Are the teachings of the Buddha—conceived two and a half millennia ago—truly relevant to modern life? Fascinated by this question, the novelist Pankaj Mishra, best known in the United States for his novel The Romantics and his essays in the New York Review of Books, spent more than a decade probing the Buddha's life and teachings and the shifting political backdrops against which they took place.
Mishra, who was born into a traditional Hindu family in a small railway town in northern India and attended the university in Allahabad, was making a fitful start as a writer when he moved to a tiny Himalayan village in the early 1990s and began to conjure a book—a novel, he then figured—about the Buddha. Years of research, travel, and pursuit of his own elusive sense of self finally yielded a very different tome; An End to Suffering: The Buddha in the World (Farrar, Straus and Giroux, 2004) is a sweeping, multilayered account that mixes an insightful portrait of the Buddha's time, an erudite reckoning of how the world (especially the West) has understood and misunderstood him through the centuries, and a candid narration of Mishra's own meandering physical and psychospiritual journey. While his leisurely exegesis is sometimes tough reading, in the end it's profoundly rewarding, for Mishra is tireless and unflinching in his effort to make tangible the Buddha's insights into the causes of and cure for suffering—and their urgent relevance to modern life.
Phil Catalfo spoke with Mishra at his hotel when he passed through San Francisco on tour earlier this year.
PHIL CATALFO: You wanted to write this book for many years, and struggled to come to some understanding of the Buddha in contemporary terms.
MISHRA: The events of 9/11 forced me to clarify a lot of my ideas. It's hard to remember the complacency with which a lot of us lived before then. We were focused on getting richer, but there was also a lot of malaise. At the same time, I was traveling to violence-ridden places —Kashmir, Afghanistan—and finding only inadequate solutions to the problems of suffering and violence.
Existing systems [like capitalism and socialism] came with a certain ideology about what we're here to do: consume, produce. I saw these systems were not going to work. And I began to see how the Buddha had offered another vision of people—the quality of their ethical life and mindfulness. This was his way of addressing the problems of his own time.
That's where I began to see that Buddhism is not some antique system like that described in the Dead Sea scrolls; this is very relevant, very modern.
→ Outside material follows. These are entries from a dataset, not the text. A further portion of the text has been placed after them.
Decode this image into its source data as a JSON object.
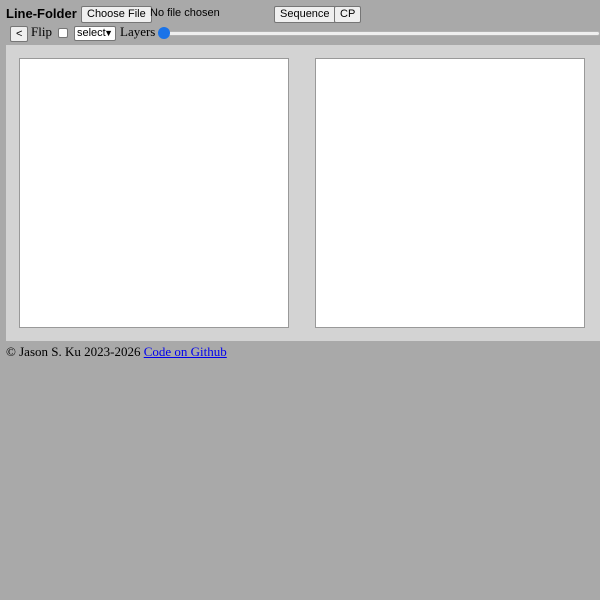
{
  "header": {
    "title": "Line-Folder",
    "choose_file_label": "Choose File",
    "file_status": "No file chosen",
    "sequence_label": "Sequence",
    "cp_label": "CP"
  },
  "toolbar": {
    "back_label": "<",
    "flip_label": "Flip",
    "flip_checked": false,
    "select_value": "select",
    "layers_label": "Layers",
    "layers_slider_value": 0
  },
  "footer": {
    "copyright": "© Jason S. Ku 2023-2026",
    "github_link": "Code on Github"
  },
  "colors": {
    "page_background": "#a9a9a9",
    "workspace_background": "#d3d3d3",
    "panel_background": "#ffffff",
    "slider_accent": "#1a73e8",
    "link": "#0000ee"
  }
}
He was addressing the plight of the modern individual, who is bewildered by what he is experiencing, what is going on around him, and can't make sense of it, doesn't know his place in it, and also suffers because there's no connection with the past.
I also began to think about uprooted peoples, cultures displaced by wars and new political systems—and I began to see myself as uprooted. I saw what happened to my father [who , as Mishra writes in the book, left the land his family had worked for generations to take a modern job in the city, losing his links to his own lineage and culture]. So I began to really understand the Buddha in terms of the practical problems of suffering, dislocation, and alienation.
PC: And yet, you don't call yourself a Buddhist.
PM: No, I'm wary of that, and so was the Buddha. He said you can't take things on trust, you have to verify them for yourself and live your life and begin the process of mindfulness all over again every day.
Phil Catalfo is a freelance writer and a contributing editor for Yoga Journal.